Google DoubleClickGoogle provides ad serving technology and runs an ad network. (Privacy Policy)
Index ExchangeThis is an ad network. (Privacy Policy)
SovrnThis is an ad network. (Privacy Policy)
Facebook AdsThis is an ad network. (Privacy Policy)
Amazon Unified Ad MarketplaceThis is an ad network. (Privacy Policy)
AppNexusThis is an ad network. (Privacy Policy)
OpenxThis is an ad network. (Privacy Policy)
Rubicon ProjectThis is an ad network. (Privacy Policy)
TripleLiftThis is an ad network. (Privacy Policy)
Say MediaWe partner with Say Media to deliver ad campaigns on our sites. (Privacy Policy)
Remarketing PixelsWe may use remarketing pixels from advertising networks such as Google AdWords, Bing Ads, and Facebook in order to advertise the HubPages Service to people that have visited our sites.
Conversion Tracking PixelsWe may use conversion tracking pixels from advertising networks such as Google AdWords, Bing Ads, and Facebook in order to identify when an advertisement has successfully resulted in the desired action, such as signing up for the HubPages Service or publishing an article on the HubPages Service.
Statistics
Author Google AnalyticsThis is used to provide traffic data and reports to the authors of articles on the HubPages Service. (Privacy Policy)
ComscoreComScore is a media measurement and analytics company providing marketing data and analytics to enterprises, media and advertising agencies, and publishers.

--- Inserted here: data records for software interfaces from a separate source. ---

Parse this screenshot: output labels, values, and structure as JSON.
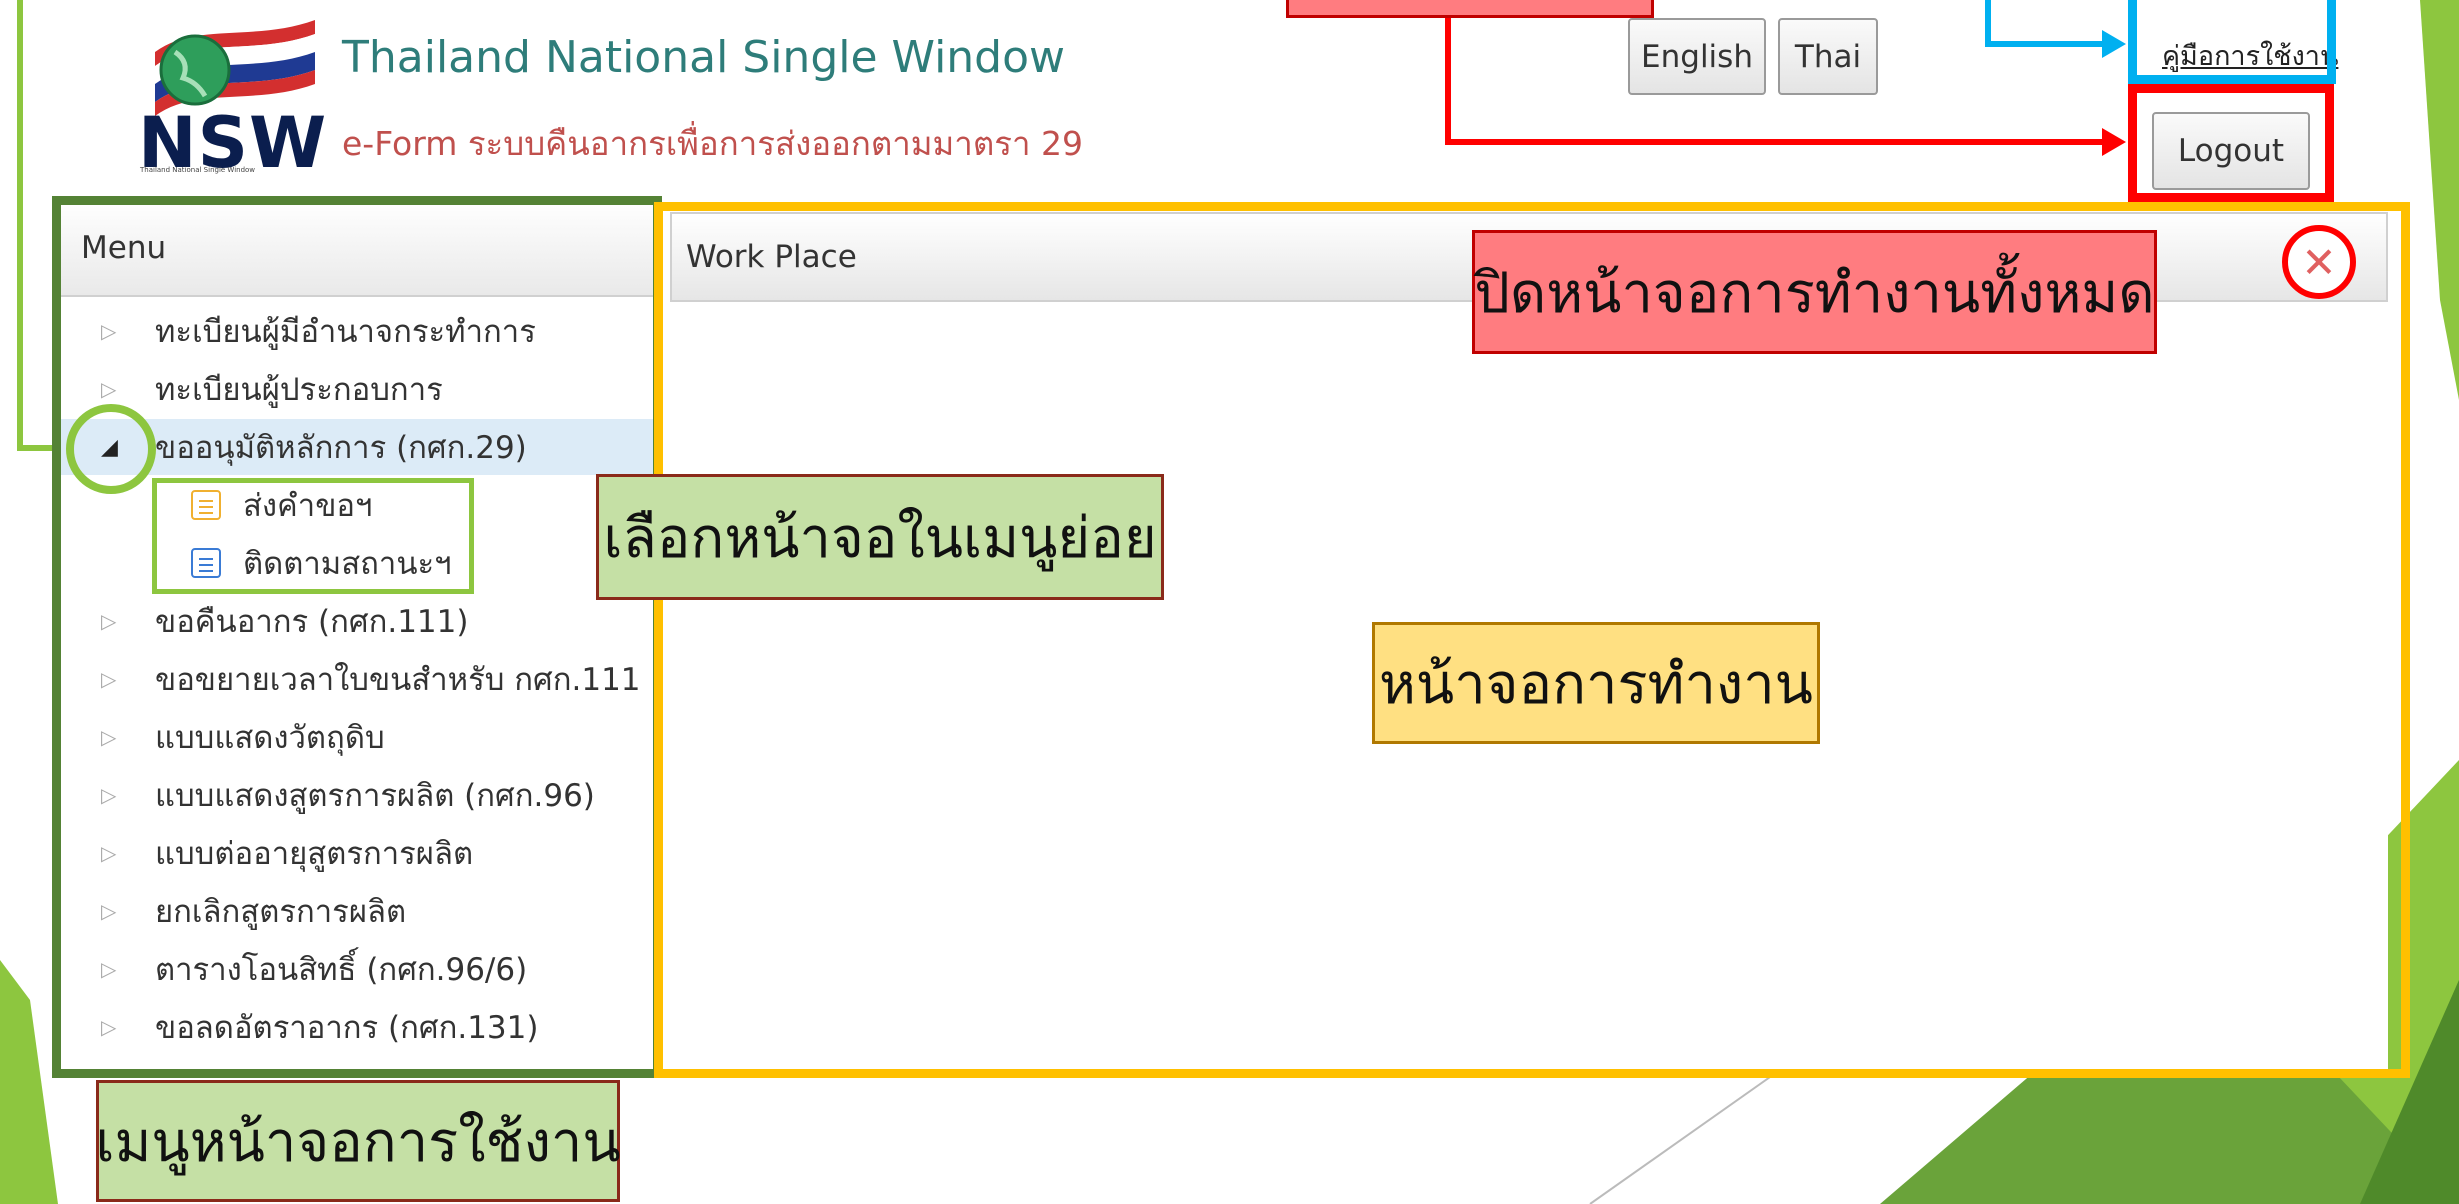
{
  "header": {
    "logo_text": "NSW",
    "logo_subtext": "Thailand National Single Window",
    "title": "Thailand National Single Window",
    "subtitle": "e-Form ระบบคืนอากรเพื่อการส่งออกตามมาตรา 29",
    "lang_english": "English",
    "lang_thai": "Thai",
    "manual_link": "คู่มือการใช้งาน",
    "logout": "Logout"
  },
  "menu": {
    "title": "Menu",
    "items": [
      {
        "label": "ทะเบียนผู้มีอำนาจกระทำการ",
        "expanded": false
      },
      {
        "label": "ทะเบียนผู้ประกอบการ",
        "expanded": false
      },
      {
        "label": "ขออนุมัติหลักการ (กศก.29)",
        "expanded": true
      },
      {
        "label": "ขอคืนอากร (กศก.111)",
        "expanded": false
      },
      {
        "label": "ขอขยายเวลาใบขนสำหรับ กศก.111",
        "expanded": false
      },
      {
        "label": "แบบแสดงวัตถุดิบ",
        "expanded": false
      },
      {
        "label": "แบบแสดงสูตรการผลิต (กศก.96)",
        "expanded": false
      },
      {
        "label": "แบบต่ออายุสูตรการผลิต",
        "expanded": false
      },
      {
        "label": "ยกเลิกสูตรการผลิต",
        "expanded": false
      },
      {
        "label": "ตารางโอนสิทธิ์ (กศก.96/6)",
        "expanded": false
      },
      {
        "label": "ขอลดอัตราอากร (กศก.131)",
        "expanded": false
      }
    ],
    "subitems": [
      {
        "label": "ส่งคำขอฯ",
        "icon": "list-icon",
        "color": "#f0b030"
      },
      {
        "label": "ติดตามสถานะฯ",
        "icon": "list-icon",
        "color": "#3a7bd5"
      }
    ]
  },
  "workplace": {
    "title": "Work Place",
    "close_icon": "close-icon"
  },
  "annotations": {
    "close_all": "ปิดหน้าจอการทำงานทั้งหมด",
    "select_submenu": "เลือกหน้าจอในเมนูย่อย",
    "work_screen": "หน้าจอการทำงาน",
    "menu_screen": "เมนูหน้าจอการใช้งาน"
  },
  "colors": {
    "menu_frame": "#548235",
    "work_frame": "#ffc000",
    "manual_frame": "#00b0f0",
    "logout_frame": "#ff0000",
    "accent_green": "#8dc63f"
  }
}
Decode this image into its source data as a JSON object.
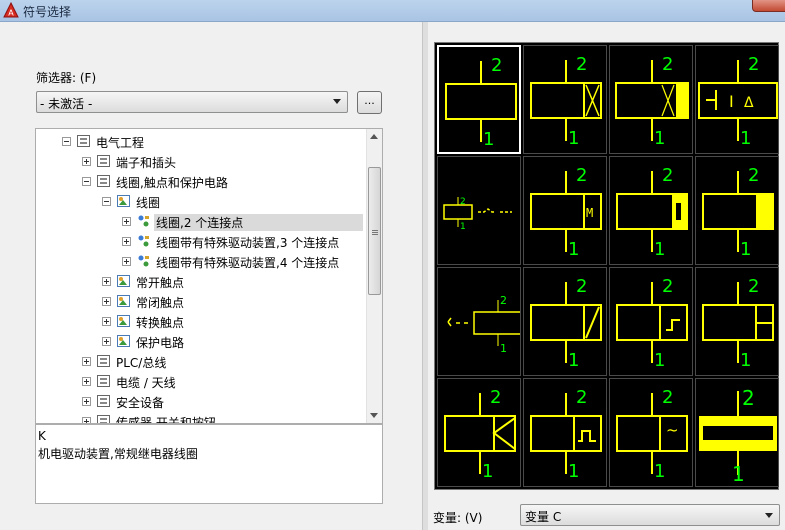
{
  "window": {
    "title": "符号选择"
  },
  "filter": {
    "label": "筛选器: (F)",
    "value": "- 未激活 -",
    "browse_label": "..."
  },
  "tree": {
    "nodes": [
      {
        "label": "电气工程",
        "icon": "catalog-icon",
        "expanded": true
      },
      {
        "label": "端子和插头",
        "icon": "catalog-icon",
        "expanded": false
      },
      {
        "label": "线圈,触点和保护电路",
        "icon": "catalog-icon",
        "expanded": true
      },
      {
        "label": "线圈",
        "icon": "group-icon",
        "expanded": true
      },
      {
        "label": "线圈,2 个连接点",
        "icon": "symbol-icon",
        "expanded": false,
        "selected": true
      },
      {
        "label": "线圈带有特殊驱动装置,3 个连接点",
        "icon": "symbol-icon",
        "expanded": false
      },
      {
        "label": "线圈带有特殊驱动装置,4 个连接点",
        "icon": "symbol-icon",
        "expanded": false
      },
      {
        "label": "常开触点",
        "icon": "group-icon",
        "expanded": false
      },
      {
        "label": "常闭触点",
        "icon": "group-icon",
        "expanded": false
      },
      {
        "label": "转换触点",
        "icon": "group-icon",
        "expanded": false
      },
      {
        "label": "保护电路",
        "icon": "group-icon",
        "expanded": false
      },
      {
        "label": "PLC/总线",
        "icon": "catalog-icon",
        "expanded": false
      },
      {
        "label": "电缆 / 天线",
        "icon": "catalog-icon",
        "expanded": false
      },
      {
        "label": "安全设备",
        "icon": "catalog-icon",
        "expanded": false
      },
      {
        "label": "传感器 开关和按钮",
        "icon": "catalog-icon",
        "expanded": false
      }
    ]
  },
  "description": {
    "line1": "K",
    "line2": "机电驱动装置,常规继电器线圈"
  },
  "symbol_grid": {
    "pin_top": "2",
    "pin_bottom": "1",
    "small_pin_top": "2",
    "small_pin_bottom": "1",
    "m_label": "M",
    "tilde": "~",
    "selected_index": 0,
    "cells": [
      "coil-plain",
      "coil-cross",
      "coil-cross-filled",
      "coil-delta",
      "coil-small-wave",
      "coil-m",
      "coil-filled-bar",
      "coil-filled-end",
      "coil-small-arrow",
      "coil-diagonal",
      "coil-step",
      "coil-grid",
      "coil-triangle",
      "coil-pulse",
      "coil-tilde",
      "coil-wide-filled"
    ]
  },
  "variant": {
    "label": "变量: (V)",
    "value": "变量 C"
  },
  "colors": {
    "symbol_stroke": "#ffff00",
    "pin_text": "#00ff00",
    "grid_bg": "#000000"
  }
}
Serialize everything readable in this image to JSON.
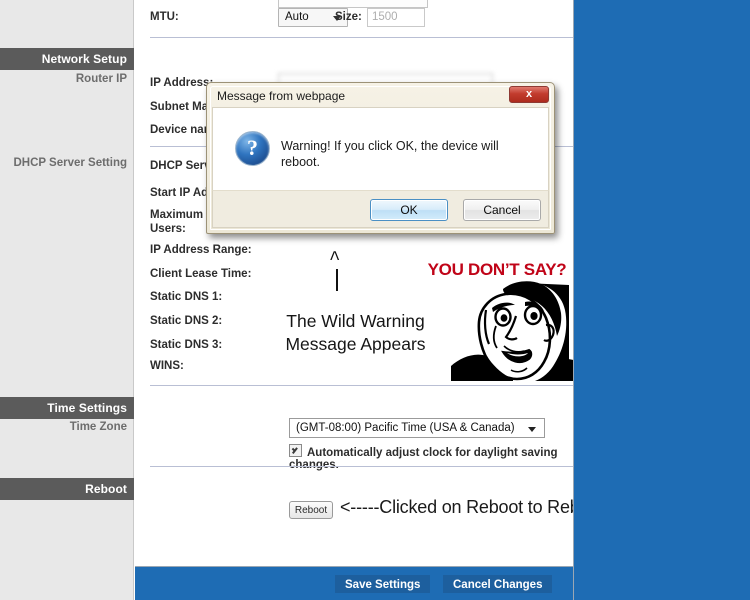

Non-consent will result in ComScore only processing obfuscated personal data. (Privacy Policy)
Amazon Tracking PixelSome articles display amazon products as part of the Amazon Affiliate program, this pixel provides traffic statistics for those products (Privacy Policy)